» **TASK DESCRIPTION**:
Please give an exact printout of the records, without any pictures.

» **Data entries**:
- Opening Delimiter -

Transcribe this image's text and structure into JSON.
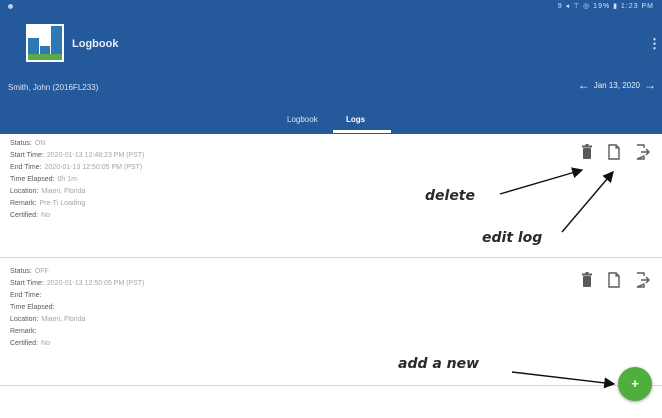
{
  "header": {
    "app_title": "Logbook",
    "menu_icon": "more-vert-icon",
    "driver": "Smith, John (2016FL233)",
    "date": "Jan 13, 2020",
    "date_prev_icon": "arrow-left-icon",
    "date_next_icon": "arrow-right-icon",
    "background_color": "#245a9c",
    "status_icons": "9 ◂ ⊤ ◎ 19% ▮ 1:23 PM"
  },
  "tabs": [
    {
      "label": "Logbook",
      "selected": false
    },
    {
      "label": "Logs",
      "selected": true
    }
  ],
  "logs": [
    {
      "status_label": "Status:",
      "status": "ON",
      "start_label": "Start Time:",
      "start": "2020-01-13 12:48:23 PM (PST)",
      "end_label": "End Time:",
      "end": "2020-01-13 12:50:05 PM (PST)",
      "elapsed_label": "Time Elapsed:",
      "elapsed": "0h 1m",
      "location_label": "Location:",
      "location": "Miami, Florida",
      "remark_label": "Remark:",
      "remark": "Pre-Ti Loading",
      "certified_label": "Certified:",
      "certified": "No"
    },
    {
      "status_label": "Status:",
      "status": "OFF",
      "start_label": "Start Time:",
      "start": "2020-01-13 12:50:05 PM (PST)",
      "end_label": "End Time:",
      "end": "",
      "elapsed_label": "Time Elapsed:",
      "elapsed": "",
      "location_label": "Location:",
      "location": "Miami, Florida",
      "remark_label": "Remark:",
      "remark": "",
      "certified_label": "Certified:",
      "certified": "No"
    }
  ],
  "card_actions": [
    "delete-icon",
    "edit-log-icon",
    "export-icon"
  ],
  "fab": {
    "label": "+",
    "color": "#4fae3e",
    "icon": "add-icon"
  },
  "annotations": {
    "delete": "delete",
    "edit": "edit log",
    "add": "add a new"
  }
}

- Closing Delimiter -

» **WRITTEN SOLUTION**:
Transcribe this image's text and structure into JSON.
{
  "header": {
    "app_title": "Logbook",
    "menu_icon": "more-vert-icon",
    "driver": "Smith, John (2016FL233)",
    "date": "Jan 13, 2020",
    "date_prev_icon": "arrow-left-icon",
    "date_next_icon": "arrow-right-icon",
    "background_color": "#245a9c",
    "status_icons": "9 ◂ ⊤ ◎ 19% ▮ 1:23 PM"
  },
  "tabs": [
    {
      "label": "Logbook",
      "selected": false
    },
    {
      "label": "Logs",
      "selected": true
    }
  ],
  "logs": [
    {
      "status_label": "Status:",
      "status": "ON",
      "start_label": "Start Time:",
      "start": "2020-01-13 12:48:23 PM (PST)",
      "end_label": "End Time:",
      "end": "2020-01-13 12:50:05 PM (PST)",
      "elapsed_label": "Time Elapsed:",
      "elapsed": "0h 1m",
      "location_label": "Location:",
      "location": "Miami, Florida",
      "remark_label": "Remark:",
      "remark": "Pre-Ti Loading",
      "certified_label": "Certified:",
      "certified": "No"
    },
    {
      "status_label": "Status:",
      "status": "OFF",
      "start_label": "Start Time:",
      "start": "2020-01-13 12:50:05 PM (PST)",
      "end_label": "End Time:",
      "end": "",
      "elapsed_label": "Time Elapsed:",
      "elapsed": "",
      "location_label": "Location:",
      "location": "Miami, Florida",
      "remark_label": "Remark:",
      "remark": "",
      "certified_label": "Certified:",
      "certified": "No"
    }
  ],
  "card_actions": [
    "delete-icon",
    "edit-log-icon",
    "export-icon"
  ],
  "fab": {
    "label": "+",
    "color": "#4fae3e",
    "icon": "add-icon"
  },
  "annotations": {
    "delete": "delete",
    "edit": "edit log",
    "add": "add a new"
  }
}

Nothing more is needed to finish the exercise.